My colleague Albert Escanilla, Campus Minister of Ancilla College, joined us for our Fossil Free Fast watch party. It’s been a pleasure working with him and learning from his work and reflections. He wanted to share this with the readers of this blog:
It is nearing a week since I joined the Center at Donaldson Fossil Fuel Fast Watch Party, and yet the messages mentioned still strongly resonates within me. I am unsure where exactly it has taken its roots, as I pondered: was the feeling of wanting to stay longer, but needed to attend to family responsibilities, or that I already filled up my Honda Fit twice full tank this week after selectively looking for the cheapest gas station, or was it the failed attempt again to walk to the grocery store this week because of the single digit temperature? I am certain it was the combination, but at the very essence, it is the inability to accept that I cannot escape our fossil fuel hungry society, and “living off the grid” is not an option at the moment.
Therefore, with such acceptance, I have alleviated these internal uneasiness and desire to escape, by altering my perspectives in our mass fossil fuel consumption issue. One’s mindfulness and diligence in daily choices when pertaining to the ecosystem should be practiced. These entails simple choices with noticeable results, and even more so monumental with time and when practiced as a community. Some of these daily things are bringing ones’ own water bottle, inflating car tires to the appreciate PSI in accordance to weather (increase fuel efficiency) and proper disposals of hazardous household materials (batteries and paint). There are ample things that are within our control, and the more we can share these practices with others, the more our eco-minded communities will flourish.
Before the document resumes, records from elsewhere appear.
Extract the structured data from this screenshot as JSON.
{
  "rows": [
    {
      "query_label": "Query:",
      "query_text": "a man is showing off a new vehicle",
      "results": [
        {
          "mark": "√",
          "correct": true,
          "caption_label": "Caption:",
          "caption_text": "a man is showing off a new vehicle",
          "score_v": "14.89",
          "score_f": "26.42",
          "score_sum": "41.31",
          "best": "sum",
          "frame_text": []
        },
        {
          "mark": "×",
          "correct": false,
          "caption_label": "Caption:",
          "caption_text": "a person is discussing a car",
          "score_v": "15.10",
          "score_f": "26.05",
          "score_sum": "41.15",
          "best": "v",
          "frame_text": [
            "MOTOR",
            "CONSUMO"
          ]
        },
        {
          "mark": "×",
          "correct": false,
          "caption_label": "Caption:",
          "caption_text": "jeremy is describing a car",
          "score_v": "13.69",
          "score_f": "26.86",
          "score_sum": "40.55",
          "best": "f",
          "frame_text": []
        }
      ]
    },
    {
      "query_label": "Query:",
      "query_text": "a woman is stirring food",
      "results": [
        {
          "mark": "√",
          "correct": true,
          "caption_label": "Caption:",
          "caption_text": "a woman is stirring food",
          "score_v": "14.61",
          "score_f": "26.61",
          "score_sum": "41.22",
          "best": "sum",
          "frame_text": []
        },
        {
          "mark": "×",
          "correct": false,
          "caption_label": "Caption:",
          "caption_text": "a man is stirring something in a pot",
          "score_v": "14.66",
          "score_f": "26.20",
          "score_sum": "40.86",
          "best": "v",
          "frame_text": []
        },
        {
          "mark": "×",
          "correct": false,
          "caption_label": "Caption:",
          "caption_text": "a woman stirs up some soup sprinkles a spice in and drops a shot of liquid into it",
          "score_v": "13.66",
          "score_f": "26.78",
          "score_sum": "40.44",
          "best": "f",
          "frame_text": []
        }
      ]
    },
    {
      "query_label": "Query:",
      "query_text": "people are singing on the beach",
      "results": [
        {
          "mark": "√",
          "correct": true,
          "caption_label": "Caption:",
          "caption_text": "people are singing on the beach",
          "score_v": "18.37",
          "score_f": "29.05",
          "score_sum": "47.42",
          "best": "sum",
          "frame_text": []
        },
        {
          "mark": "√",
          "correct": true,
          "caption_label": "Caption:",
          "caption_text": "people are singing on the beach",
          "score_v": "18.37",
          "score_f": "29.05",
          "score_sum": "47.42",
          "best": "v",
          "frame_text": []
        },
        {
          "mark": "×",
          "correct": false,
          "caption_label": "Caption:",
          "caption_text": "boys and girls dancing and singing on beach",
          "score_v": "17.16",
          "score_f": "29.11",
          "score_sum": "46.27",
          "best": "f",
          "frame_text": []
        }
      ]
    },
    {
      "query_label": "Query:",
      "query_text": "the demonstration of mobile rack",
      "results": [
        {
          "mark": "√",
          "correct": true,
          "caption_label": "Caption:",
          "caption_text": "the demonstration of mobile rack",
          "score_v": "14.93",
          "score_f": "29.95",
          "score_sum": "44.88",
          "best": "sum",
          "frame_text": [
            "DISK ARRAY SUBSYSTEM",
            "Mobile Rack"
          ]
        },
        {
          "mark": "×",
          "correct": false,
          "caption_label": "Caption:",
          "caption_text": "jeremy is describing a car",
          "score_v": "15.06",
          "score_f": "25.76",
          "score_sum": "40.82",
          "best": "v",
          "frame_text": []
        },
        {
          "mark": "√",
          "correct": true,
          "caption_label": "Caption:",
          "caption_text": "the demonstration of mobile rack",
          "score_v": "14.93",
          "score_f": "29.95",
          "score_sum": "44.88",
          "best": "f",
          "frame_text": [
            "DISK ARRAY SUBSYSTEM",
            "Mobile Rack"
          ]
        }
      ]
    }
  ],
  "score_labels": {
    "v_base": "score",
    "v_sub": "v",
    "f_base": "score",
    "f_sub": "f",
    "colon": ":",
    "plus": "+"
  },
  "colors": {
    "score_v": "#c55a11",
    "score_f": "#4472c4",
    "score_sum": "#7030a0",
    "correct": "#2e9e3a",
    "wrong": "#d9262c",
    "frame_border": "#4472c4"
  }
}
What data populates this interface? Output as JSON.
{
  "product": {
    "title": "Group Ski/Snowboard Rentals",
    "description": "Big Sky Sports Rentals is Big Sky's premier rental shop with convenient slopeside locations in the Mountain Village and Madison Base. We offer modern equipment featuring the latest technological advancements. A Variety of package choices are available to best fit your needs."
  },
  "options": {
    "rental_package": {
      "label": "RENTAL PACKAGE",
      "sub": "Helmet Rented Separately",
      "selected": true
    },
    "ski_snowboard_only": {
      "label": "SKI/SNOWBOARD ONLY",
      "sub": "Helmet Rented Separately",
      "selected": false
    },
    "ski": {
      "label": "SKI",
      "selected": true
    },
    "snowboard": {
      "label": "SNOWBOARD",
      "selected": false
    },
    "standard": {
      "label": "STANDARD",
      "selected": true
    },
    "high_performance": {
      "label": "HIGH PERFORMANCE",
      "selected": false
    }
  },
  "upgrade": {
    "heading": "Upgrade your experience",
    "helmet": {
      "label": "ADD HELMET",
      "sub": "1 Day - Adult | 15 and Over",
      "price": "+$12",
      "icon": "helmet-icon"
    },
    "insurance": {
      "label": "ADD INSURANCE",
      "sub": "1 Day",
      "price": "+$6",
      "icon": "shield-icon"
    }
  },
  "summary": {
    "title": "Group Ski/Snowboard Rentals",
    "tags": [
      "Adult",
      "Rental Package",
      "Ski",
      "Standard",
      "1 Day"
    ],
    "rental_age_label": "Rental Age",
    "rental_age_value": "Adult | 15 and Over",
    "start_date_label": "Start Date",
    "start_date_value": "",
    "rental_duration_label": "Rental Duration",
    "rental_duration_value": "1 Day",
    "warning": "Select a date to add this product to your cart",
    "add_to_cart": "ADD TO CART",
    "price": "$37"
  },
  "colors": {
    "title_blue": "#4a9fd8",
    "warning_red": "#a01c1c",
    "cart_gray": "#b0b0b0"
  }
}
Thus, as the article concludes with the quote, “Rome wasn’t built in a day…but they were laying bricks every hour”, and our future will be dependent on “how quickly we decided to lay these bricks”; I would like to contribute to our endeavors with the idea of increasing our “eco-likeminded bricklaying communities”, beginning with ourselves to further hastening the paving of our 21st century eco-friendly Pax Romana.
”It may be incomplete, but it is a beginning, a step along the way, an opportunity for the Lord’s grace to enter and do the rest. We may never see the end results, but that is the difference between the master builder the worker. We are workers, not master builders; ministers’ not messiahs. We are prophets of a future not our own.”
-excerpt from Bishop Ken Untener of Sagnaiw’s Archebishop Oscar Romero Prayer: A Step Along the Way